Tomorrow, the greyhound racing industry's "Hall of Fame" is scheduled to induct long-time breeder Vince Berland, owner of the Flying Eagle kennel and farm. Over the past twenty-five years, Berland has had a huge influence on the American greyhound racing industry. According to the Abilene Reflector-Chronicle:
Berland’s impact on National meets has also been significant. The record-breaking sale of Flying Train in 1991 for $56,000 started the ball rolling with big-dollar sales at the auction.
Unfortunately, there is another side to this story.
In 2009, Bantam Press published an autobiography by professional poker player Roy Brindley titled Life's a Gamble. In this book, Mr. Brindley writes that he worked at Vince Berland's farm in the Fall of 1995, and says that his job was to prepare greyhounds owned by Berland for one of the big annual meets:

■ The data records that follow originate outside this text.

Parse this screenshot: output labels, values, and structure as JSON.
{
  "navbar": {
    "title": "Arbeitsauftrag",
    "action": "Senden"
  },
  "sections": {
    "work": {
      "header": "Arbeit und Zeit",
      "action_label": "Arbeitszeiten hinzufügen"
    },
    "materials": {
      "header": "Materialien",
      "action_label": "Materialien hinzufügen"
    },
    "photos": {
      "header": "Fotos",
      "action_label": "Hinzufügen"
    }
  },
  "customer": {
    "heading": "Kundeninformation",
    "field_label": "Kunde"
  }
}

My new role was with one of the biggest operations in the US, Flying Eagles Kennels, also in Abilene but on the other side of town. My brief was to train sixty dogs, young puppies, in preparation for just two big races; afterwards they'd be put through a public auction. Their sale price would depend their performance, and I was promised a share of the revenue made from the sale of the dogs by Vince Berland, owner of the operation.
Brindley then writes that things initially went well, and he found the Berlands to be "decent upstanding God-fearing people." After about a week, however, he says that his time at the farm took a turn for the worse. After some of the greyhounds were time tested, Brindley says he overhead a disturbing conversation between Vince Berland, his son Lance and a family friend named Greg, in which Berland directed his friend to kill several greyhounds because their times were not fast enough. Brindley writes:
Moments later the door into my kennelling area opened and in walked Lance and Greg. I looked at them in total shock, the kind of shock that makes you just stare or gives you an urge to run from the scene, like witnessing a nasty car accident. Surely I had got it all wrong. Surely they weren't going to take these animals to the vet to be put to sleep. The word 'kill'. It was so brutal.
The dogs were taken outside and loaded on to the truck. It did not head out towards the main gates and on to the open road but down a dusty trail towards the far reaches of the ranch. I listened intently, wondering where exactly it was headed, and I could still hear the engine noise as it pulled up again and the engine was turned off. I heard a metal door to one of the dog's compartments on the transporter swing open, violently enough to make a clattering noise, and then, BANG! Moments later, BANG! again, and again and again. Never in my life had I experienced first hand such barbaric behaviour. Those loving, adoring animals had been slaughtered by gunshot.
A few hours later, Brindley says that he went to the location where he heard gunshots, and discovered a pit full of dead greyhounds. Brindley then writes:
Here was the brutal truth. Any dog considered incapable of winning races was brought down here to be shot. The stench of death got into my clothes and my hair. I can smell it to this day. And what I saw has haunted me ever since.
Brindley says that he went to the National Greyhound Association (NGA) the next day to report what he had seen, but the NGA had no interest in taking action:
The response was automated, as if it were the sort of thing people normally asked: 'Here at the NGA we are purely a registry organization. We register matings, whelpings, and ownership. That is where our function ends.'
Brindley further says that he then went to the local sheriff, who told him that what he had seen was not against the law.
I know of no evidence that proves or disproves Mr. Brindley's account of his time at the Flying Eagles farm, but believe his story deserves to be told. If what he writes is true, then tomorrow's induction of Vince Berland into the Greyhound "Hall of Fame" will be a sad day for thousands of greyhounds.